### Aim of the task
Give back all of the records underneath exactly, with no omissions.

### Records for this task
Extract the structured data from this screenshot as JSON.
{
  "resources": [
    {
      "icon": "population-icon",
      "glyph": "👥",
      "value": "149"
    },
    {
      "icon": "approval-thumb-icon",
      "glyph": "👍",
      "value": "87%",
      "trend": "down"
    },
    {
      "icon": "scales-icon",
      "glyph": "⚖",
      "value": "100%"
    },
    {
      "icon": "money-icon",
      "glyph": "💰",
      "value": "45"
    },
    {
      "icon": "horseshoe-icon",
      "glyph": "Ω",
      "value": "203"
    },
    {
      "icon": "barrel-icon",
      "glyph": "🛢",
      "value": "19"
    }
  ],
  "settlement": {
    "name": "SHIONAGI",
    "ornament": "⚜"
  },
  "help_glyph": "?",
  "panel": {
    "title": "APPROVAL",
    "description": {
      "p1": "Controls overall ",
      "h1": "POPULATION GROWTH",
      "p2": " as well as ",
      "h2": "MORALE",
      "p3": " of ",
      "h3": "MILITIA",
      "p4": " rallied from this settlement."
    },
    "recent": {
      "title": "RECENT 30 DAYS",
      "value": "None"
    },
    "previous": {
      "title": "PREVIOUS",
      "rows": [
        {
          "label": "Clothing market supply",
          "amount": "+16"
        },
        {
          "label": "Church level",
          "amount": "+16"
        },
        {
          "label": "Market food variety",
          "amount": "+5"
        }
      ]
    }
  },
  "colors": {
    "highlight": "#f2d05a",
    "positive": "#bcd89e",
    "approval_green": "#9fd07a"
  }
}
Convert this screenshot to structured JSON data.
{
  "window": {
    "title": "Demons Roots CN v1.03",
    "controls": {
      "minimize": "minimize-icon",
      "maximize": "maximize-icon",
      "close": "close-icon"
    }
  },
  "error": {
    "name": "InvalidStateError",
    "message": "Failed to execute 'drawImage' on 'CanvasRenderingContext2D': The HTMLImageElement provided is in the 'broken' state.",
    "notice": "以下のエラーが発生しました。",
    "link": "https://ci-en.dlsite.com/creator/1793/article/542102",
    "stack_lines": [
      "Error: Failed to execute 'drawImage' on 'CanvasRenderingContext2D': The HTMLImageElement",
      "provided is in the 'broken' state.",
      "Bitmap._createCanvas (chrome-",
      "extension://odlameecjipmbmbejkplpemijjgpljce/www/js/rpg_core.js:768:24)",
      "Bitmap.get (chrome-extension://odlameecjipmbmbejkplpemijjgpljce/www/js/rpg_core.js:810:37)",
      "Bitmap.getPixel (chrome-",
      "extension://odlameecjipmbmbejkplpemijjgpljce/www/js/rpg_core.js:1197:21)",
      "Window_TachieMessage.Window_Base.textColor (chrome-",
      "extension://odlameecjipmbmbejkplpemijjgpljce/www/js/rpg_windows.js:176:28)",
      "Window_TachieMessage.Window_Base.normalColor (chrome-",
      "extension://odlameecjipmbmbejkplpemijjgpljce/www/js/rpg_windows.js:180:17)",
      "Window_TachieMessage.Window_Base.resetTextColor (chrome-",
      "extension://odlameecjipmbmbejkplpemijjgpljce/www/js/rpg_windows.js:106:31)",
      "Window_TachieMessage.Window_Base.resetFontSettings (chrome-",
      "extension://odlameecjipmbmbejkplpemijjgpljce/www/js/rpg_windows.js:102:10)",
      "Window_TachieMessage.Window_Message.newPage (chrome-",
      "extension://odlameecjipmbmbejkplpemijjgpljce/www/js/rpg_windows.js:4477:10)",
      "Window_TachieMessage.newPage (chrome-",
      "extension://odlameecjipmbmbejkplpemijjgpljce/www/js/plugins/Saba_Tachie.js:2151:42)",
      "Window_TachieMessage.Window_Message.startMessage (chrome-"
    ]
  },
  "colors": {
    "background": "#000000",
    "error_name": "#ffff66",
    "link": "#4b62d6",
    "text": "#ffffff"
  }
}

### Answer space
Extract the structured data from this screenshot as JSON.
{
  "resources": [
    {
      "icon": "population-icon",
      "glyph": "👥",
      "value": "149"
    },
    {
      "icon": "approval-thumb-icon",
      "glyph": "👍",
      "value": "87%",
      "trend": "down"
    },
    {
      "icon": "scales-icon",
      "glyph": "⚖",
      "value": "100%"
    },
    {
      "icon": "money-icon",
      "glyph": "💰",
      "value": "45"
    },
    {
      "icon": "horseshoe-icon",
      "glyph": "Ω",
      "value": "203"
    },
    {
      "icon": "barrel-icon",
      "glyph": "🛢",
      "value": "19"
    }
  ],
  "settlement": {
    "name": "SHIONAGI",
    "ornament": "⚜"
  },
  "help_glyph": "?",
  "panel": {
    "title": "APPROVAL",
    "description": {
      "p1": "Controls overall ",
      "h1": "POPULATION GROWTH",
      "p2": " as well as ",
      "h2": "MORALE",
      "p3": " of ",
      "h3": "MILITIA",
      "p4": " rallied from this settlement."
    },
    "recent": {
      "title": "RECENT 30 DAYS",
      "value": "None"
    },
    "previous": {
      "title": "PREVIOUS",
      "rows": [
        {
          "label": "Clothing market supply",
          "amount": "+16"
        },
        {
          "label": "Church level",
          "amount": "+16"
        },
        {
          "label": "Market food variety",
          "amount": "+5"
        }
      ]
    }
  },
  "colors": {
    "highlight": "#f2d05a",
    "positive": "#bcd89e",
    "approval_green": "#9fd07a"
  }
}
Convert this screenshot to structured JSON data.
{
  "window": {
    "title": "Demons Roots CN v1.03",
    "controls": {
      "minimize": "minimize-icon",
      "maximize": "maximize-icon",
      "close": "close-icon"
    }
  },
  "error": {
    "name": "InvalidStateError",
    "message": "Failed to execute 'drawImage' on 'CanvasRenderingContext2D': The HTMLImageElement provided is in the 'broken' state.",
    "notice": "以下のエラーが発生しました。",
    "link": "https://ci-en.dlsite.com/creator/1793/article/542102",
    "stack_lines": [
      "Error: Failed to execute 'drawImage' on 'CanvasRenderingContext2D': The HTMLImageElement",
      "provided is in the 'broken' state.",
      "Bitmap._createCanvas (chrome-",
      "extension://odlameecjipmbmbejkplpemijjgpljce/www/js/rpg_core.js:768:24)",
      "Bitmap.get (chrome-extension://odlameecjipmbmbejkplpemijjgpljce/www/js/rpg_core.js:810:37)",
      "Bitmap.getPixel (chrome-",
      "extension://odlameecjipmbmbejkplpemijjgpljce/www/js/rpg_core.js:1197:21)",
      "Window_TachieMessage.Window_Base.textColor (chrome-",
      "extension://odlameecjipmbmbejkplpemijjgpljce/www/js/rpg_windows.js:176:28)",
      "Window_TachieMessage.Window_Base.normalColor (chrome-",
      "extension://odlameecjipmbmbejkplpemijjgpljce/www/js/rpg_windows.js:180:17)",
      "Window_TachieMessage.Window_Base.resetTextColor (chrome-",
      "extension://odlameecjipmbmbejkplpemijjgpljce/www/js/rpg_windows.js:106:31)",
      "Window_TachieMessage.Window_Base.resetFontSettings (chrome-",
      "extension://odlameecjipmbmbejkplpemijjgpljce/www/js/rpg_windows.js:102:10)",
      "Window_TachieMessage.Window_Message.newPage (chrome-",
      "extension://odlameecjipmbmbejkplpemijjgpljce/www/js/rpg_windows.js:4477:10)",
      "Window_TachieMessage.newPage (chrome-",
      "extension://odlameecjipmbmbejkplpemijjgpljce/www/js/plugins/Saba_Tachie.js:2151:42)",
      "Window_TachieMessage.Window_Message.startMessage (chrome-"
    ]
  },
  "colors": {
    "background": "#000000",
    "error_name": "#ffff66",
    "link": "#4b62d6",
    "text": "#ffffff"
  }
}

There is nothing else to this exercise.